An enhanced equivalence regime could partially address this issue – depending on the degree of enhancement. The “30 day” rule could no doubt be modified, and consultation arrangements put in place. However, the scope of the equivalence regime cannot be widened without a number of directives, which would be a lengthy process. And the final decision on whether our rules were equivalent would remain with the European Commission.

The mutual market access option is logically coherent. But, by all accounts, it is simply not acceptable to the EU as it would give the UK greater influence than a member state would have, and it does not fit into how the EU works.

The probable end result will be an enhanced equivalence regime, but with little enhancement.
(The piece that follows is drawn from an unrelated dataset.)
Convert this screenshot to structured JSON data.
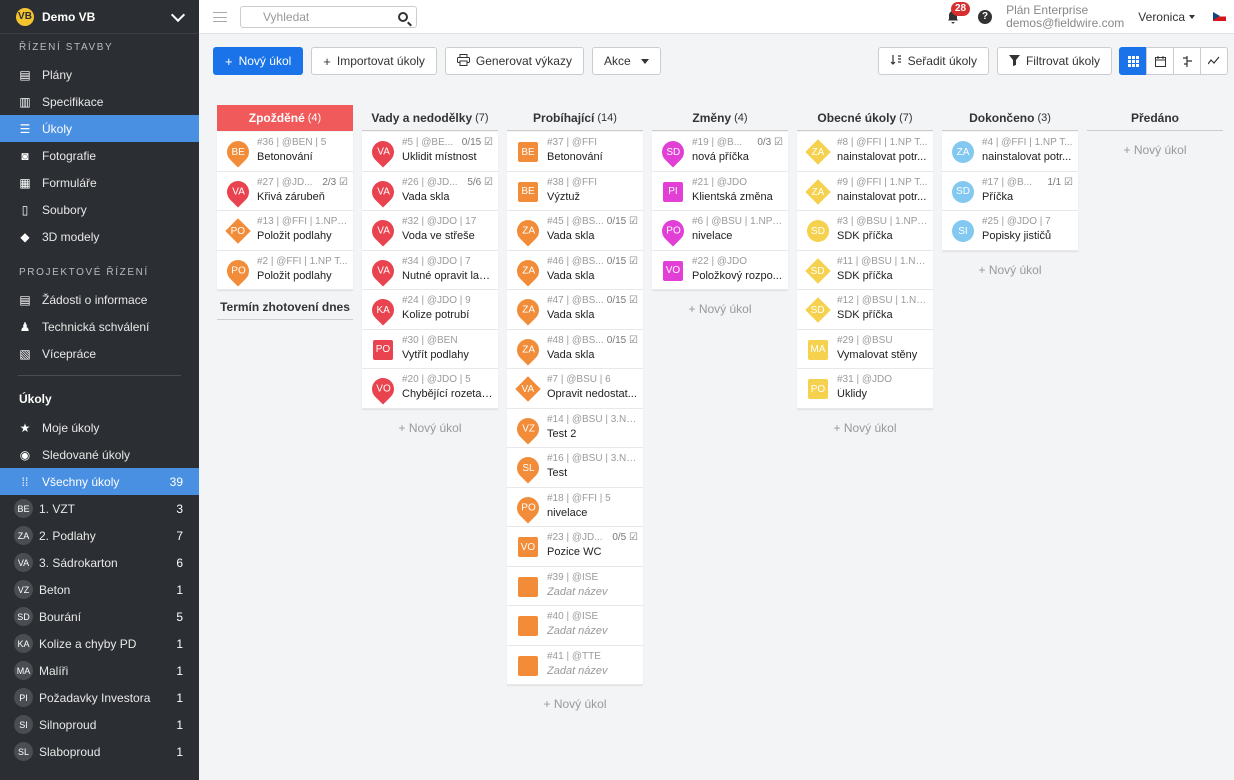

This may work for a few sub-sectors of the finance industry, but it will not provide market access for most banking and insurance services.

The longer the debate goes on without a firm decision the less relevant it is. The financial services industry is generally working on the basis of a hard Brexit on 29 March 2019. The transition agreement is just a statement of intent and has no legal standing.

In these circumstances, regulated financial institutions, influenced by their lawyers, customers and regulators, must assume a worst-case scenario, and they are getting on with it. In most, but not all, cases they will assume that if they want to do business in the EU post-Brexit this will be through a corporate entity authorised and regulated in the EU27 and with full passporting rights.

Edited by Hugo Dixon

One Response to “Why does the City becoming a rule-taker matter?”

  • All this leads one to believe that we are heading towards one of three things: crashing out on the 29th of March; withdrawing Article 50 Notice before then, probably on the 28th and staying in; or, coming out on the 29th but effectively staying in without voting rights. No one needs me at this stage to list the pitfalls of crashing out or Brexit in name only, but it seems the only sensible option is withdrawing Article 50. Strangely, it is the least damaging and least-discussed option. Given the Government’s lack of policy and lack of preparation, leaving on the 29th, hard-Brexit style, is off the table. Leaving without voting rights would be the cowards’ way out. I think serious consideration and a push towards revocation of Article 50 will start soon, hopefully with the Best for Britain campaign.

    If that happens it’ll be: “Brexit: been; there done that; it were crap!”